Last night, I watched The Damned Don’t Cry (1950), a seedy but glamorous rags-to-riches-to-rags melodrama starring Joan Crawford. Crawford was a perfectionist on screen, even though producers like Jerry Wald determined that, by the mid-1940s, her physiognomy was less than ideal and called for that extra layer of gauze in front of the lens to soften her mature looks (because most leading roles in Hollywood are, to this date, a little too young for anyone over forty). No doubt, Crawford’s need for control contributed to what those in the radio business called mike fright. When Crawford went on the air, starring in dramatic programs like Suspense, she insisted on being recorded for later broadcast rather than going on the air live. Apparently, to someone as protective of her persona as Crawford, any screw-up in radio insinuated something tantamount to crow’s feet on screen. Not to Crawford’s Johnny Guitar (1954) co-star and rival, though, the radio-trained and true Mercedes McCambridge.
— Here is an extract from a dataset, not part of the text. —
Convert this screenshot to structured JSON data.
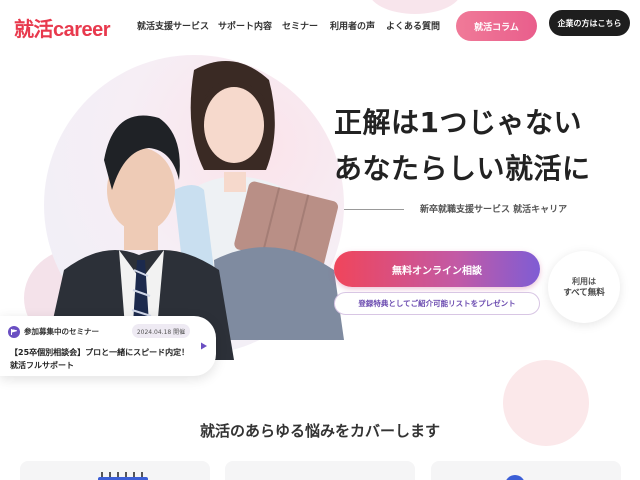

Her career in film and on stage notwithstanding, McCambridge was a genuine radio actress; and unlike many aspiring thespians, she would not have objected to the term. Sure, her voice was so distinct that even the hearing impaired could not fail to spot her in any of her many notable radio roles; but, however obvious her vocal disguises, McCambridge, whether performing in night-time thrillers, daytime soap operas, or wartime propaganda plays, rarely did less than throwing herself, larynx and soul, into each and every part she accepted to play.
On this day, 8 February, in 1950, for instance, McCambridge was “Jack Dempsey,” the rambunctious teenage daughter of a prize-fighting crazed rancher. Determined to get married to a man of whom her father does not approve, she convinces a trio of adventurers to defend her rights in what was billed as “The Battle of the Century.” That was just one of the adventures in which McCambridge played a part in 1939—and again a decade later—in a thriller serial called I Love a Mystery. The program, and McCambridge’s role as the maniacal Charity in “The Thing That Cries in the Night,” has been discussed at some length in previously in this journal.
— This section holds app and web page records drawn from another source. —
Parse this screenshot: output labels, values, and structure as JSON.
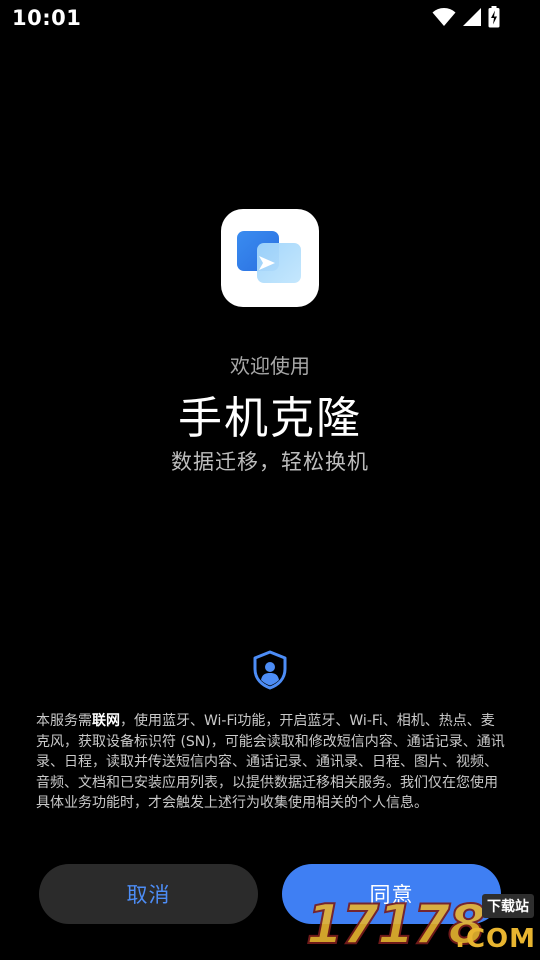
{
  "status_bar": {
    "time": "10:01",
    "icons": [
      "wifi-icon",
      "cell-signal-icon",
      "battery-charging-icon"
    ]
  },
  "app": {
    "icon": "phone-clone-icon",
    "welcome": "欢迎使用",
    "title": "手机克隆",
    "tagline": "数据迁移，轻松换机"
  },
  "privacy": {
    "icon": "privacy-shield-icon",
    "intro": "本服务需",
    "bold": "联网",
    "body": "，使用蓝牙、Wi-Fi功能，开启蓝牙、Wi-Fi、相机、热点、麦克风，获取设备标识符 (SN)，可能会读取和修改短信内容、通话记录、通讯录、日程，读取并传送短信内容、通话记录、通讯录、日程、图片、视频、音频、文档和已安装应用列表，以提供数据迁移相关服务。我们仅在您使用具体业务功能时，才会触发上述行为收集使用相关的个人信息。"
  },
  "buttons": {
    "cancel": "取消",
    "agree": "同意"
  },
  "watermark": {
    "main": "17178",
    "tag": "下载站",
    "com": ".COM"
  },
  "colors": {
    "background": "#000000",
    "accent": "#3f7ff3",
    "cancel_bg": "#2b2b2b",
    "cancel_text": "#4d8df6"
  }
}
She was also heard in many other Chicago-originating drama broadcasts, including episodes of the legendary horror program Lights Out!. My favorite among those is an episode in which McCambridge plays a spoiled teenager on a school trip to Paris. Abducted by a man who claims to know her family, she is dragged into the sewers, where she is forced to make necklaces out of the bones of those killed by her capturer. It’s Grand Guignol, all right—ghastly melodramatics that don’t require images to conjure up unimaginable horrors.
To moviegoers, McCambridge is best known as the demon voice in the The Exorcist, a performance she attributed to a fortuitous bout with childhood bronchitis. McCambridge thought of this role, in which she is never seen, as a radio performance. Until the 1970s, when radio enjoyed a renaissance, she returned to the airwaves with former colleagues, enjoying the freedom that radio afforded the performer, notwithstanding the limitations imposed by producers and sponsors.
“In radio you had to be a tiger or you didn’t last,” McCambridge wrote in her autobiography, The Quality of Mercy, “If you didn’t keep your toes curled under, you would fall of the edge of that marvelous world. For me, nothing in films, or theater, or certainly TV as ever touched the magical kaleidoscope of radio.” Most television and film producers may have been clueless about radio; but you sure got us, tiger! I consider myself mauled.